If you are looking for something different to do this fall, head to the Trinity River Audubon Center for Owl-O-Ween.
It takes place on October 27th, and is a fun way to prowl for owls while exploring the largest hardwood forest in the United States.
Owls may include:
Eastern Screech Owl
Eastern screech owls are short, stocky birds with almost no neck. They're either mostly gray or reddish-brown, and they display spots that provide excellent camouflage. These creatures are usually heard and not seen, though bird watchers may see them sitting in tree cavities during daylight hours. Listen for their trilling or whinnying songs.
Great Horned Owl
Great horned owls are easily identified by the two feathered tufts on their head. While in flight, their rounded head and short bill combine to create a blunt-silhouette. These birds have reddish-brown faces and mottled gray-brown feathers and may be spotted sitting on fence posts and tree limbs.
Barn owls are larger than screech owls and smaller than the great horned species. They have dark eyes and display pale feathers, and at night, they may appear all white. Barn owls hunt over large areas of open land and make a long, harsh screech that lasts approximately two seconds.
Barred owls are famous for their "who cooks for you all" call. They feature mottled brown and white feathers, and their underparts are marked with vertical brown bars. During the day, these birds roost quietly in trees, and at night, they search for small animals such as rodents.

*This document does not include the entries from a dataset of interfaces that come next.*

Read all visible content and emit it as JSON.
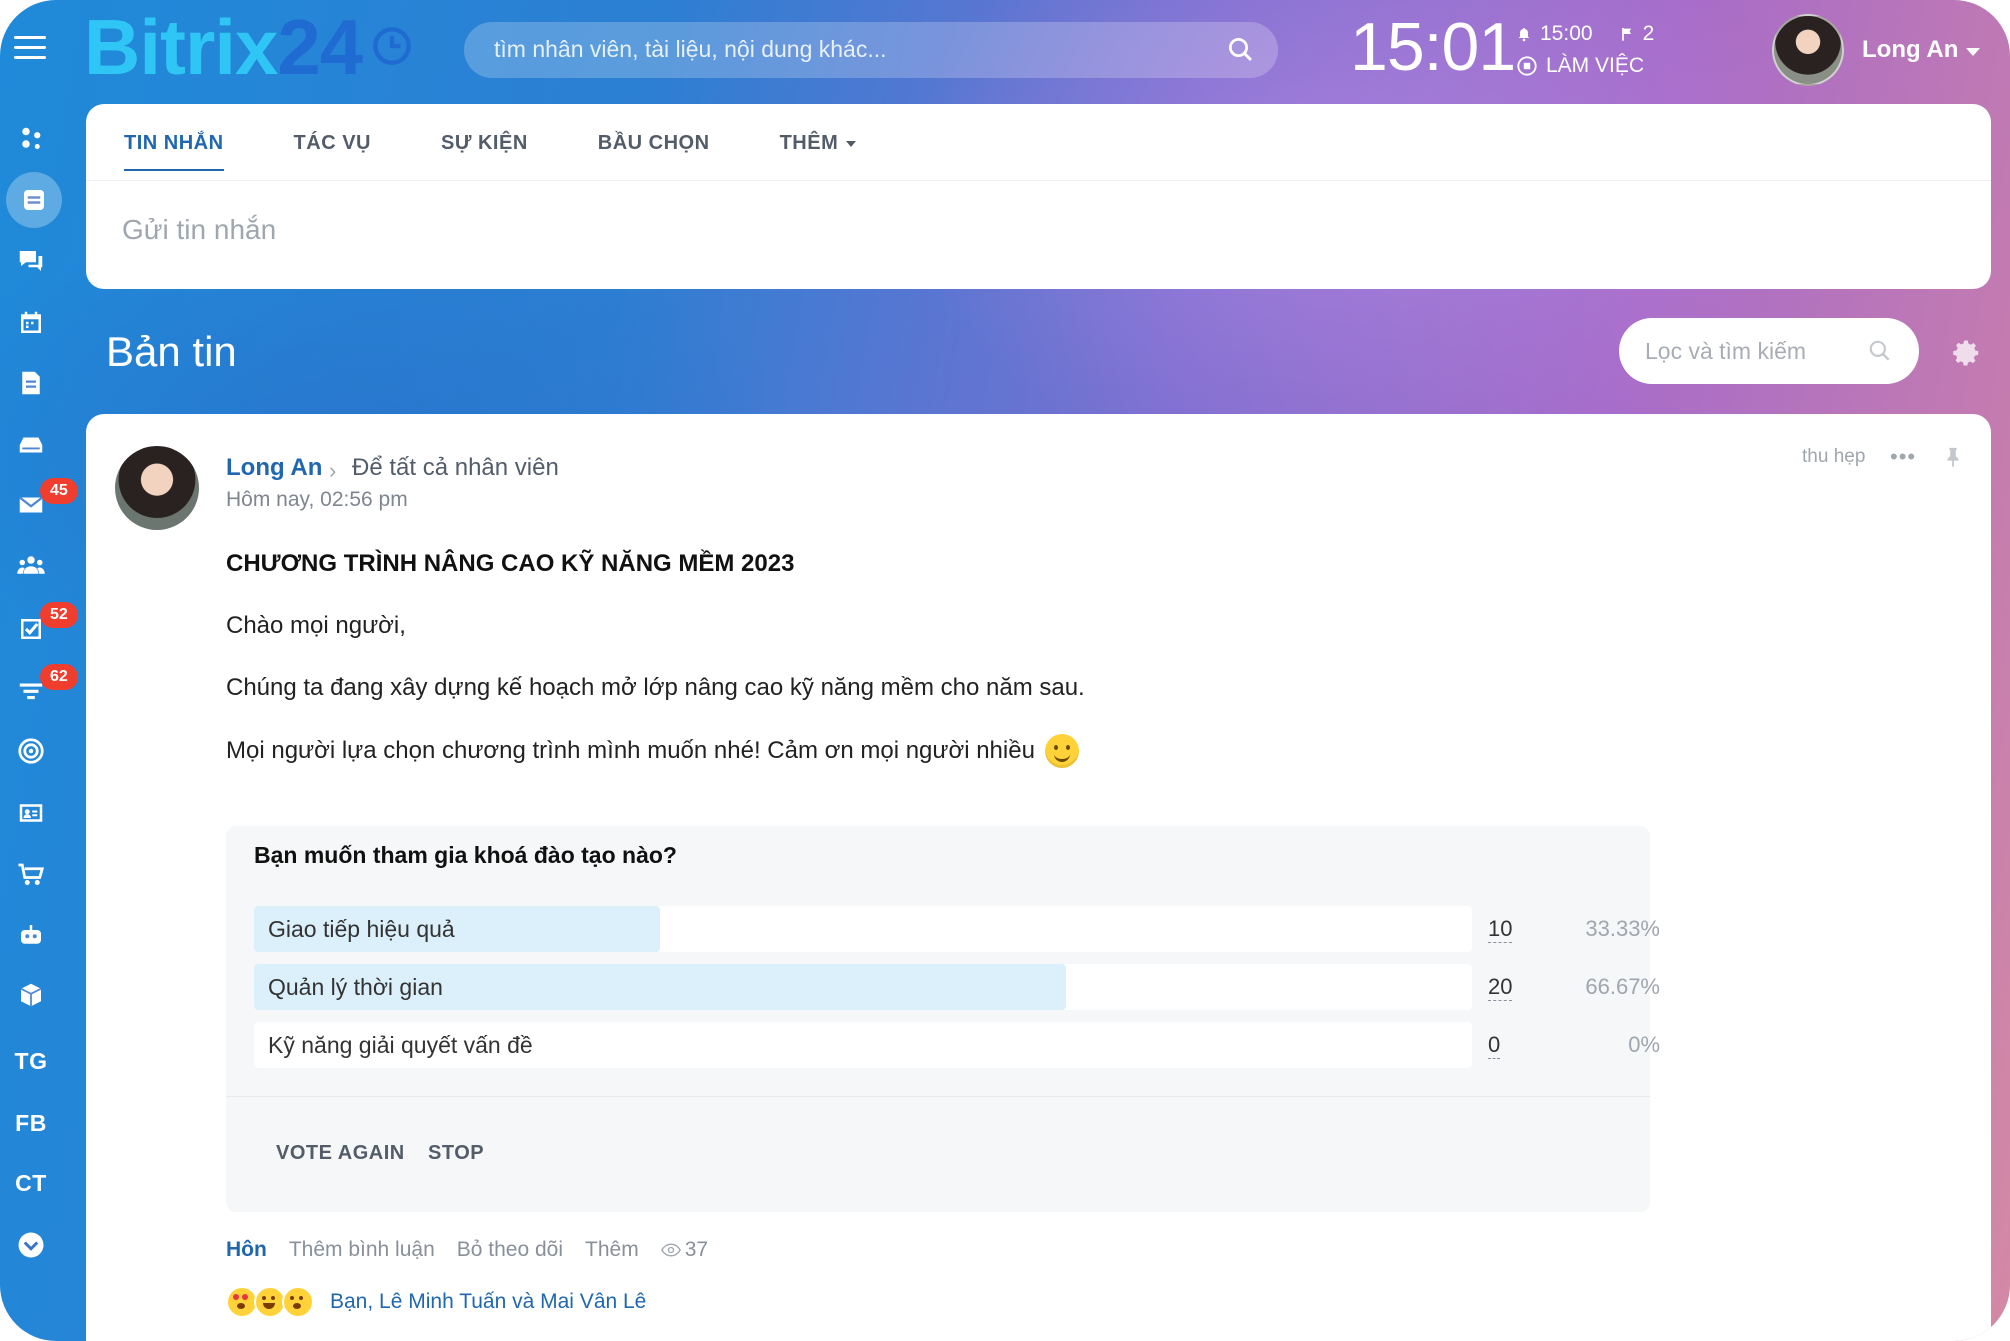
{
  "header": {
    "logo_part1": "Bitrix",
    "logo_part2": "24",
    "search_placeholder": "tìm nhân viên, tài liệu, nội dung khác...",
    "clock": "15:01",
    "alarm_time": "15:00",
    "flag_count": "2",
    "work_status": "LÀM VIỆC",
    "user_name": "Long An"
  },
  "sidebar": {
    "badges": {
      "mail": "45",
      "tasks": "52",
      "crm": "62"
    },
    "text_items": [
      "TG",
      "FB",
      "CT"
    ]
  },
  "composer": {
    "tabs": [
      "TIN NHẮN",
      "TÁC VỤ",
      "SỰ KIỆN",
      "BẦU CHỌN",
      "THÊM"
    ],
    "active_tab": "TIN NHẮN",
    "placeholder": "Gửi tin nhắn"
  },
  "feed": {
    "title": "Bản tin",
    "filter_placeholder": "Lọc và tìm kiếm"
  },
  "post": {
    "author": "Long An",
    "destination": "Để tất cả nhân viên",
    "time": "Hôm nay, 02:56 pm",
    "collapse_label": "thu hẹp",
    "title": "CHƯƠNG TRÌNH NÂNG CAO KỸ NĂNG MỀM 2023",
    "paragraphs": [
      "Chào mọi người,",
      "Chúng ta đang xây dựng kế hoạch mở lớp nâng cao kỹ năng mềm cho năm sau.",
      "Mọi người lựa chọn chương trình mình muốn nhé! Cảm ơn mọi người nhiều"
    ],
    "poll": {
      "question": "Bạn muốn tham gia khoá đào tạo nào?",
      "options": [
        {
          "label": "Giao tiếp hiệu quả",
          "count": "10",
          "percent": "33.33%",
          "fraction": 0.3333
        },
        {
          "label": "Quản lý thời gian",
          "count": "20",
          "percent": "66.67%",
          "fraction": 0.6667
        },
        {
          "label": "Kỹ năng giải quyết vấn đề",
          "count": "0",
          "percent": "0%",
          "fraction": 0
        }
      ],
      "vote_again_label": "VOTE AGAIN",
      "stop_label": "STOP"
    },
    "actions": {
      "like": "Hôn",
      "comment": "Thêm bình luận",
      "unfollow": "Bỏ theo dõi",
      "more": "Thêm",
      "views": "37"
    },
    "reactions_text": "Bạn, Lê Minh Tuấn và Mai Vân Lê"
  }
}
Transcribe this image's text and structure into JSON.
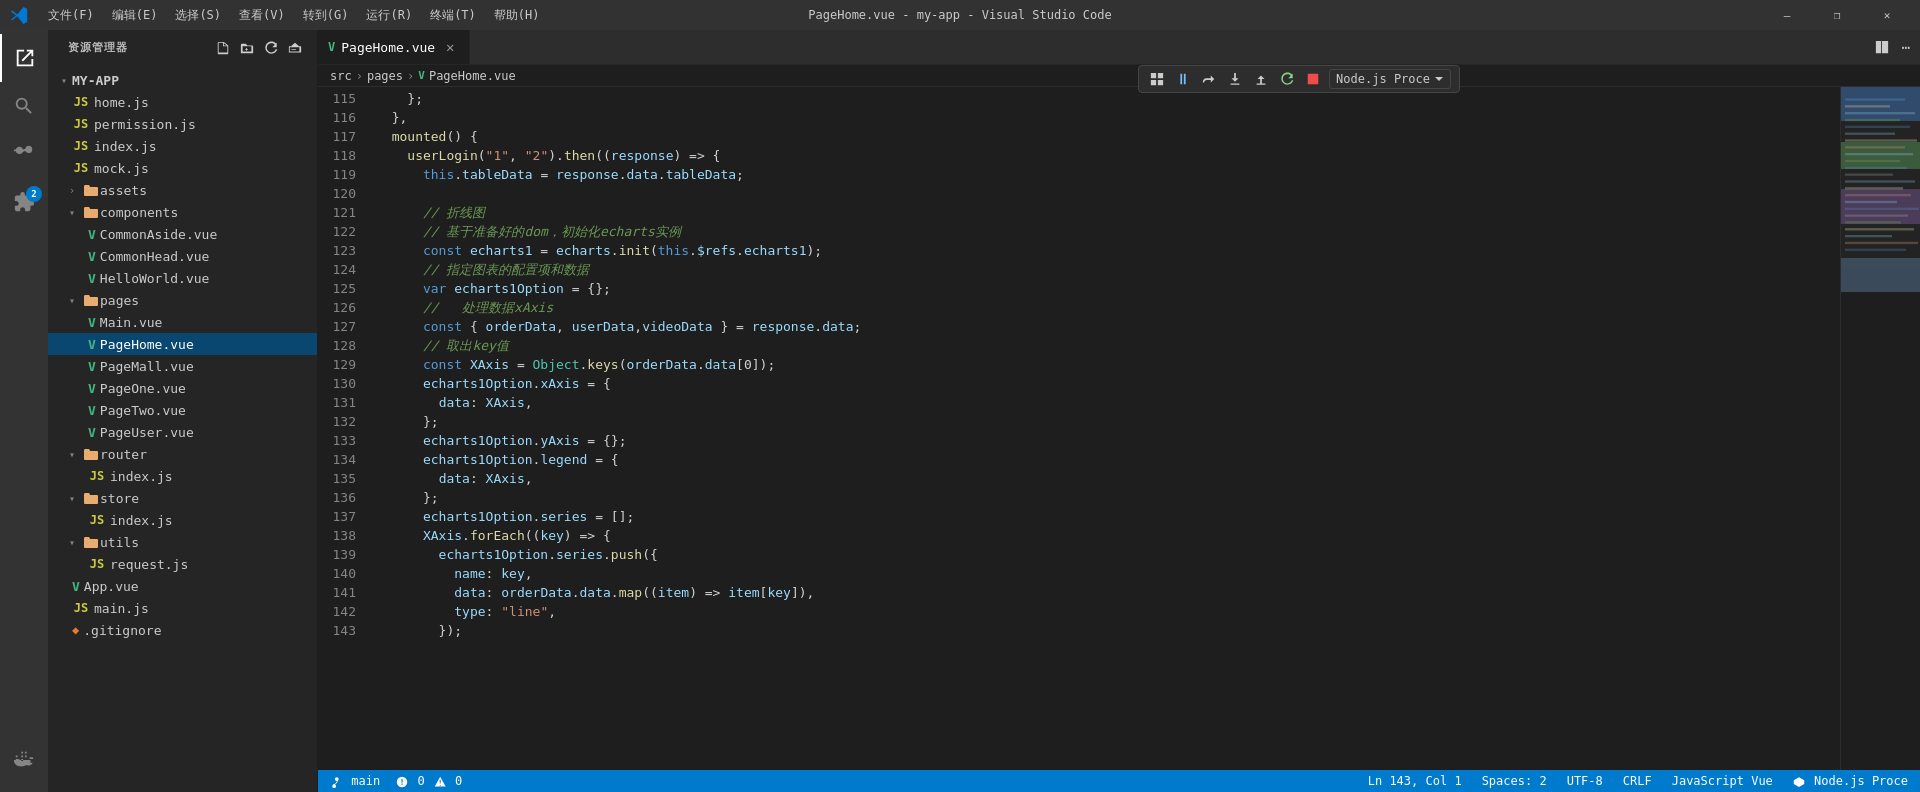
{
  "titleBar": {
    "title": "PageHome.vue - my-app - Visual Studio Code",
    "menus": [
      "文件(F)",
      "编辑(E)",
      "选择(S)",
      "查看(V)",
      "转到(G)",
      "运行(R)",
      "终端(T)",
      "帮助(H)"
    ],
    "windowButtons": [
      "—",
      "❐",
      "✕"
    ]
  },
  "sidebar": {
    "header": "资源管理器",
    "rootLabel": "MY-APP",
    "actions": [
      "new-file",
      "new-folder",
      "refresh",
      "collapse"
    ]
  },
  "fileTree": {
    "items": [
      {
        "id": "home.js",
        "name": "home.js",
        "type": "js",
        "indent": 1
      },
      {
        "id": "permission.js",
        "name": "permission.js",
        "type": "js",
        "indent": 1
      },
      {
        "id": "index.js",
        "name": "index.js",
        "type": "js",
        "indent": 1
      },
      {
        "id": "mock.js",
        "name": "mock.js",
        "type": "js",
        "indent": 1
      },
      {
        "id": "assets",
        "name": "assets",
        "type": "folder",
        "indent": 1
      },
      {
        "id": "components",
        "name": "components",
        "type": "folder",
        "indent": 1
      },
      {
        "id": "CommonAside.vue",
        "name": "CommonAside.vue",
        "type": "vue",
        "indent": 2
      },
      {
        "id": "CommonHead.vue",
        "name": "CommonHead.vue",
        "type": "vue",
        "indent": 2
      },
      {
        "id": "HelloWorld.vue",
        "name": "HelloWorld.vue",
        "type": "vue",
        "indent": 2
      },
      {
        "id": "pages",
        "name": "pages",
        "type": "folder",
        "indent": 1
      },
      {
        "id": "Main.vue",
        "name": "Main.vue",
        "type": "vue",
        "indent": 2
      },
      {
        "id": "PageHome.vue",
        "name": "PageHome.vue",
        "type": "vue",
        "indent": 2,
        "selected": true
      },
      {
        "id": "PageMall.vue",
        "name": "PageMall.vue",
        "type": "vue",
        "indent": 2
      },
      {
        "id": "PageOne.vue",
        "name": "PageOne.vue",
        "type": "vue",
        "indent": 2
      },
      {
        "id": "PageTwo.vue",
        "name": "PageTwo.vue",
        "type": "vue",
        "indent": 2
      },
      {
        "id": "PageUser.vue",
        "name": "PageUser.vue",
        "type": "vue",
        "indent": 2
      },
      {
        "id": "router",
        "name": "router",
        "type": "folder",
        "indent": 1
      },
      {
        "id": "router-index.js",
        "name": "index.js",
        "type": "js",
        "indent": 2
      },
      {
        "id": "store",
        "name": "store",
        "type": "folder",
        "indent": 1
      },
      {
        "id": "store-index.js",
        "name": "index.js",
        "type": "js",
        "indent": 2
      },
      {
        "id": "utils",
        "name": "utils",
        "type": "folder",
        "indent": 1
      },
      {
        "id": "request.js",
        "name": "request.js",
        "type": "js",
        "indent": 2
      },
      {
        "id": "App.vue",
        "name": "App.vue",
        "type": "vue",
        "indent": 1
      },
      {
        "id": "main.js",
        "name": "main.js",
        "type": "js",
        "indent": 1
      },
      {
        "id": ".gitignore",
        "name": ".gitignore",
        "type": "git",
        "indent": 1
      }
    ]
  },
  "tabs": [
    {
      "id": "pagehome",
      "label": "PageHome.vue",
      "active": true,
      "modified": false
    }
  ],
  "breadcrumb": {
    "parts": [
      "src",
      "pages",
      "PageHome.vue"
    ]
  },
  "codeLines": [
    {
      "num": 115,
      "content": "    };"
    },
    {
      "num": 116,
      "content": "  },"
    },
    {
      "num": 117,
      "content": "  mounted() {"
    },
    {
      "num": 118,
      "content": "    userLogin(\"1\", \"2\").then((response) => {"
    },
    {
      "num": 119,
      "content": "      this.tableData = response.data.tableData;"
    },
    {
      "num": 120,
      "content": ""
    },
    {
      "num": 121,
      "content": "      // 折线图"
    },
    {
      "num": 122,
      "content": "      // 基于准备好的dom，初始化echarts实例"
    },
    {
      "num": 123,
      "content": "      const echarts1 = echarts.init(this.$refs.echarts1);"
    },
    {
      "num": 124,
      "content": "      // 指定图表的配置项和数据"
    },
    {
      "num": 125,
      "content": "      var echarts1Option = {};"
    },
    {
      "num": 126,
      "content": "      //   处理数据xAxis"
    },
    {
      "num": 127,
      "content": "      const { orderData, userData,videoData } = response.data;"
    },
    {
      "num": 128,
      "content": "      // 取出key值"
    },
    {
      "num": 129,
      "content": "      const XAxis = Object.keys(orderData.data[0]);"
    },
    {
      "num": 130,
      "content": "      echarts1Option.xAxis = {"
    },
    {
      "num": 131,
      "content": "        data: XAxis,"
    },
    {
      "num": 132,
      "content": "      };"
    },
    {
      "num": 133,
      "content": "      echarts1Option.yAxis = {};"
    },
    {
      "num": 134,
      "content": "      echarts1Option.legend = {"
    },
    {
      "num": 135,
      "content": "        data: XAxis,"
    },
    {
      "num": 136,
      "content": "      };"
    },
    {
      "num": 137,
      "content": "      echarts1Option.series = [];"
    },
    {
      "num": 138,
      "content": "      XAxis.forEach((key) => {"
    },
    {
      "num": 139,
      "content": "        echarts1Option.series.push({"
    },
    {
      "num": 140,
      "content": "          name: key,"
    },
    {
      "num": 141,
      "content": "          data: orderData.data.map((item) => item[key]),"
    },
    {
      "num": 142,
      "content": "          type: \"line\","
    },
    {
      "num": 143,
      "content": "        });"
    }
  ],
  "debugToolbar": {
    "label": "Node.js Proce",
    "buttons": [
      "grid",
      "pause",
      "step-over",
      "step-into",
      "step-out",
      "restart",
      "stop"
    ]
  },
  "statusBar": {
    "left": [
      "⎇ main",
      "⚠ 0",
      "✗ 0"
    ],
    "right": [
      "Ln 143, Col 1",
      "Spaces: 2",
      "UTF-8",
      "CRLF",
      "JavaScript Vue",
      "Node.js Proce"
    ]
  }
}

Owl-O-Ween is just one of the seasonal events you can enjoy if you call our downtown Dallas apartments home. Please contact our leasing agents to set up a tour. They'd love to show you firsthand all we have to offer.
"Living the High Life"